Brisbane author Davide Cottone ventures into the absurd with his book, Shriek, which puts readers into the shoes of a 21st century “idiot savant” confronting a maelstrom of social, political, economic, technological and religious upheaval.
The historical fiction novelist, poet and playwright chose the absurd genre to, in his words, “deliver a manifesto for a new world order”.
“I found a possible answer to the state of the world dilemma as I became immersed in the work of proponents of existentialism and nihilism in philosophy, and surrealism in art,” Mr Cottone said.
“Albee, Beckett, Camus, Kafka, Sartre, Heller, Ionesco and Pinter in literature, and Breton, and especially Dali in art coalesced as a Freudian tapestry called ‘absurdism’.”
The main character of the book, Aleph McNaught, is at a crossroads in what he sees as a meaningless life. Abused as a child, he turns to drugs and ends up locked up in an asylum before launching into a new and wild life populated by a host of multiple personalities.
Rejected in love, his only weapons against a society gone mad are his irrational thought patterns, absurd actions, and his projected versions of his own psyche.
McNaught, as narrator, takes the reader on a psychotic ride into his crazy headspace while commenting on the state of a fictitious society.
More on Shriek can be found at www.piebooks.net and the book can be purchased directly from the website, in book stores or online in print and eBook through Amazon KDP.
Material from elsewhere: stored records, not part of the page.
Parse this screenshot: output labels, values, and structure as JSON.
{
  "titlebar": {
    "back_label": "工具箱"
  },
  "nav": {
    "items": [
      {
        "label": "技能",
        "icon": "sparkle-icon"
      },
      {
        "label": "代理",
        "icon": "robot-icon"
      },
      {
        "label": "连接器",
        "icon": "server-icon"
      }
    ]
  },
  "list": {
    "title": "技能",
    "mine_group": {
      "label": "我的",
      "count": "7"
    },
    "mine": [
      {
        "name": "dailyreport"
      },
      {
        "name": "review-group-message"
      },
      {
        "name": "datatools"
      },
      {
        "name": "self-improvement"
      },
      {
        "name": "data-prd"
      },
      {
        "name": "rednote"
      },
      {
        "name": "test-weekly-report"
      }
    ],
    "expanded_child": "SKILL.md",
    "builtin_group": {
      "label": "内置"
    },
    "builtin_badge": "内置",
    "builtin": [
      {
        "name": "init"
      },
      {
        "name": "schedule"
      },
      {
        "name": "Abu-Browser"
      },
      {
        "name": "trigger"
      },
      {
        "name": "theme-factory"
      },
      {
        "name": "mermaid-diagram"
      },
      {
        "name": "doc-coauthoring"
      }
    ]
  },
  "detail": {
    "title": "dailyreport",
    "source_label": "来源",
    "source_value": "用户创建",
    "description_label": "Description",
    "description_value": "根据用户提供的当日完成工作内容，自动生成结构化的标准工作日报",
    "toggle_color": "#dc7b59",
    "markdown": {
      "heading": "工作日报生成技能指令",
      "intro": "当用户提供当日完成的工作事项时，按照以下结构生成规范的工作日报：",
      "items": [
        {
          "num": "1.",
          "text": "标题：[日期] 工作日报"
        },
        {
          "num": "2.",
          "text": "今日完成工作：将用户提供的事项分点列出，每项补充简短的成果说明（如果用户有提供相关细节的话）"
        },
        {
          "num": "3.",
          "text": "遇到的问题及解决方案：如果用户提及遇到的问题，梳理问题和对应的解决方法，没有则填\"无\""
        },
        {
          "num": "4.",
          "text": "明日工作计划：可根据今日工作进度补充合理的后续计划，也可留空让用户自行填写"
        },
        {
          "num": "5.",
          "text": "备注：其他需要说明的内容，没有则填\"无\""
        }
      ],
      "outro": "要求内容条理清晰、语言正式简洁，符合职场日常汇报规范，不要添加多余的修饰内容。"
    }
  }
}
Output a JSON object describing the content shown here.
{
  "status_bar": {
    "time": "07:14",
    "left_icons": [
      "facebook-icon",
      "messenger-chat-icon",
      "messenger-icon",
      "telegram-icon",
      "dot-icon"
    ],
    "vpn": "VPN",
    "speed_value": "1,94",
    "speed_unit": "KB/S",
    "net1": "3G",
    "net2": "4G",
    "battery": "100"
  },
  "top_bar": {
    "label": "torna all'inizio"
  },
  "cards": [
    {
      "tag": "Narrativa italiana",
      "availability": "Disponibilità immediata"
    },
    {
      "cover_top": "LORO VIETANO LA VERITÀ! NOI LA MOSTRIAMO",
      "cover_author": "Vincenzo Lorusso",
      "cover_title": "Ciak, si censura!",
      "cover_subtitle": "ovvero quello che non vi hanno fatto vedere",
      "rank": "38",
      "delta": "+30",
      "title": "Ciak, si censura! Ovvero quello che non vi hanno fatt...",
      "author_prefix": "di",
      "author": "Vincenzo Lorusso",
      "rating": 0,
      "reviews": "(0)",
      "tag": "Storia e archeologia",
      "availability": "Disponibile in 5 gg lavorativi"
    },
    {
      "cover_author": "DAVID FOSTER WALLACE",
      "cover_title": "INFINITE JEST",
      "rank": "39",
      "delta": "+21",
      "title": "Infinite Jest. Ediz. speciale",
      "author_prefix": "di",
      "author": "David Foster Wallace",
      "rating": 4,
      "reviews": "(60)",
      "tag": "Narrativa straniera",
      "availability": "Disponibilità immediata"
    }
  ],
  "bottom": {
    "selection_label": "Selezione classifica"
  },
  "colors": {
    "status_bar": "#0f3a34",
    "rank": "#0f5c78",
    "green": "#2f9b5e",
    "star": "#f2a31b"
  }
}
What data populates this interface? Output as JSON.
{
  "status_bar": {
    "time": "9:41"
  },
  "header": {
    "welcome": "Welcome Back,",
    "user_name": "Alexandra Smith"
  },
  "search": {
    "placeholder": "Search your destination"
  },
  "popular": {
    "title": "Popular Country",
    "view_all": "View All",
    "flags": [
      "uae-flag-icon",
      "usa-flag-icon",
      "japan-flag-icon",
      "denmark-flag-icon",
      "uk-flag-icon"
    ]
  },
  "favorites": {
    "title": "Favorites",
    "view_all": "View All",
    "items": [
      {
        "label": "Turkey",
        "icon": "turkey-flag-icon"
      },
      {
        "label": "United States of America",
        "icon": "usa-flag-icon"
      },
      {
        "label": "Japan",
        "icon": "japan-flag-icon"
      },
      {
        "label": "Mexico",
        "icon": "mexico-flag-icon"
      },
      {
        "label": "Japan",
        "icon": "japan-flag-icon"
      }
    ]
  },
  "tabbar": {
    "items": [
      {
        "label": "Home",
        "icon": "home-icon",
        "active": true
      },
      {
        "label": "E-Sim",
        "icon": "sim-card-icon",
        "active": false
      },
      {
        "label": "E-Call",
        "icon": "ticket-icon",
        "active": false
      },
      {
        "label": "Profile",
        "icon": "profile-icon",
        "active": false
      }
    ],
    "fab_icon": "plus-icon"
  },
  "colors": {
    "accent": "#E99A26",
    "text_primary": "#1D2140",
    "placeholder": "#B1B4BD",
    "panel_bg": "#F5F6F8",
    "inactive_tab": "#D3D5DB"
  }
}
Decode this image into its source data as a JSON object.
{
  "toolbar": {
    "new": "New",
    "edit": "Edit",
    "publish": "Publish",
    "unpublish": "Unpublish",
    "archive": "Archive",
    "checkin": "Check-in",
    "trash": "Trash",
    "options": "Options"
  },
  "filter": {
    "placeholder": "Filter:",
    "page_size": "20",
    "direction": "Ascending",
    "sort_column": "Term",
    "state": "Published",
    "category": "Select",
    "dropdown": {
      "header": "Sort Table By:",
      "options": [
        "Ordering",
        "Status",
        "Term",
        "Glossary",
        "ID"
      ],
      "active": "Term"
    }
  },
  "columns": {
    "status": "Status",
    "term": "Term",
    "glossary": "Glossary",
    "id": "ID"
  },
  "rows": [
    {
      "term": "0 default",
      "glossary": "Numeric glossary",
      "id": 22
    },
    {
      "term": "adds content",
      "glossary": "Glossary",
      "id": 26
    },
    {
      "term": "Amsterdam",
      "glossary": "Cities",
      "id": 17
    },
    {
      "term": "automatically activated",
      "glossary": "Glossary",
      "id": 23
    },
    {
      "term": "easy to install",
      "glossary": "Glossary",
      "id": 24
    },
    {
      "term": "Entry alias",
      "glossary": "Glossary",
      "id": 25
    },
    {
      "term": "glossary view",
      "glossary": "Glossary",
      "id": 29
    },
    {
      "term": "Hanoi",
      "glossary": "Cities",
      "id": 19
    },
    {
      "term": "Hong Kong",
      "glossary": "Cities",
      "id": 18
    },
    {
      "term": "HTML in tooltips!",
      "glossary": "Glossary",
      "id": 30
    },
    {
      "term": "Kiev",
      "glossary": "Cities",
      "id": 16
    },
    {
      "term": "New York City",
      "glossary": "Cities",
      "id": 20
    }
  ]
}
The author said he would welcome any correspondence with anyone who has an interest in the topic by email: email@example.com